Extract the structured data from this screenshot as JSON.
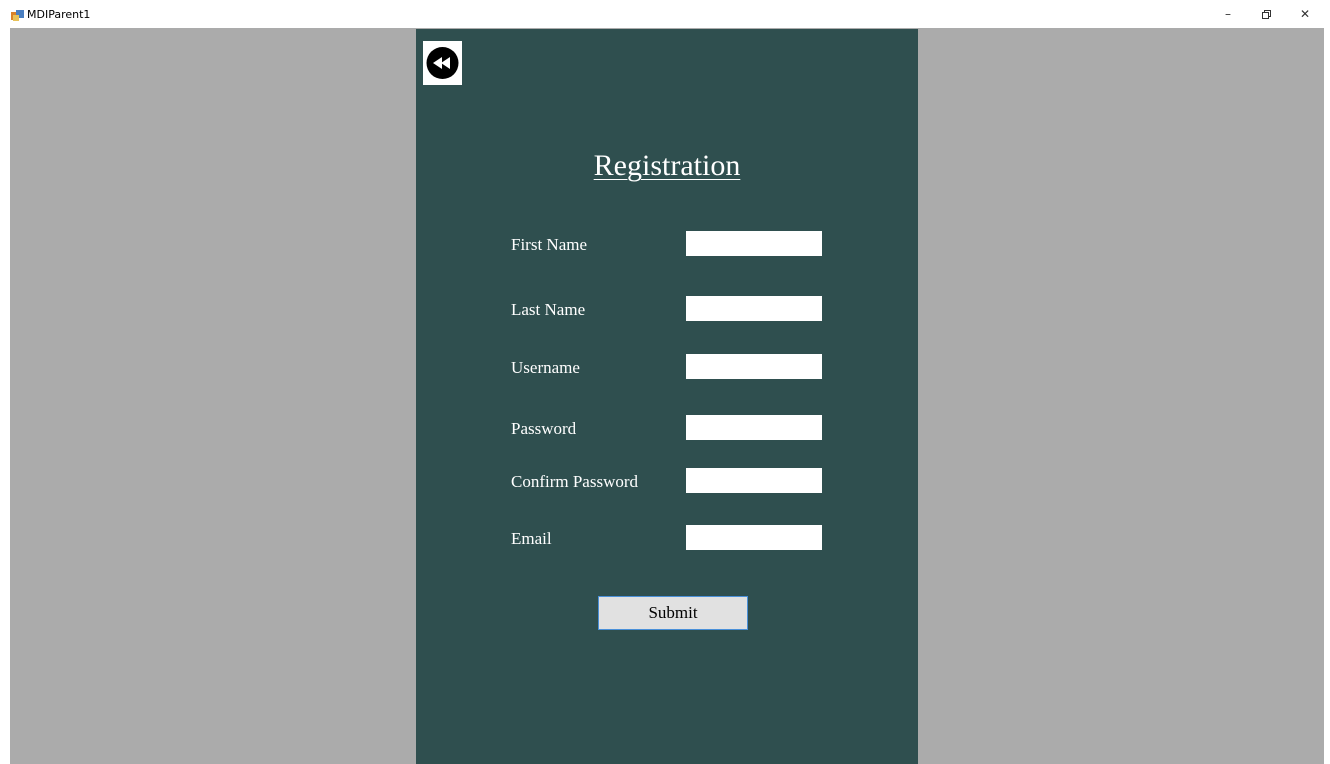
{
  "window": {
    "title": "MDIParent1",
    "controls": {
      "minimize": "–",
      "restore": "▫",
      "close": "✕"
    }
  },
  "form": {
    "title": "Registration",
    "back_icon": "rewind-icon",
    "fields": [
      {
        "label": "First Name",
        "value": "",
        "placeholder": ""
      },
      {
        "label": "Last Name",
        "value": "",
        "placeholder": ""
      },
      {
        "label": "Username",
        "value": "",
        "placeholder": ""
      },
      {
        "label": "Password",
        "value": "",
        "placeholder": ""
      },
      {
        "label": "Confirm Password",
        "value": "",
        "placeholder": ""
      },
      {
        "label": "Email",
        "value": "",
        "placeholder": ""
      }
    ],
    "submit_label": "Submit"
  },
  "colors": {
    "form_background": "#2f4f4f",
    "mdi_background": "#ababab",
    "button_border": "#4a90d9"
  }
}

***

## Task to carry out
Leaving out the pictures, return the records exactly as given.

## Response to the exercise
Extract the structured data from this screenshot as JSON.
{
  "window": {
    "title": "MDIParent1",
    "controls": {
      "minimize": "–",
      "restore": "▫",
      "close": "✕"
    }
  },
  "form": {
    "title": "Registration",
    "back_icon": "rewind-icon",
    "fields": [
      {
        "label": "First Name",
        "value": "",
        "placeholder": ""
      },
      {
        "label": "Last Name",
        "value": "",
        "placeholder": ""
      },
      {
        "label": "Username",
        "value": "",
        "placeholder": ""
      },
      {
        "label": "Password",
        "value": "",
        "placeholder": ""
      },
      {
        "label": "Confirm Password",
        "value": "",
        "placeholder": ""
      },
      {
        "label": "Email",
        "value": "",
        "placeholder": ""
      }
    ],
    "submit_label": "Submit"
  },
  "colors": {
    "form_background": "#2f4f4f",
    "mdi_background": "#ababab",
    "button_border": "#4a90d9"
  }
}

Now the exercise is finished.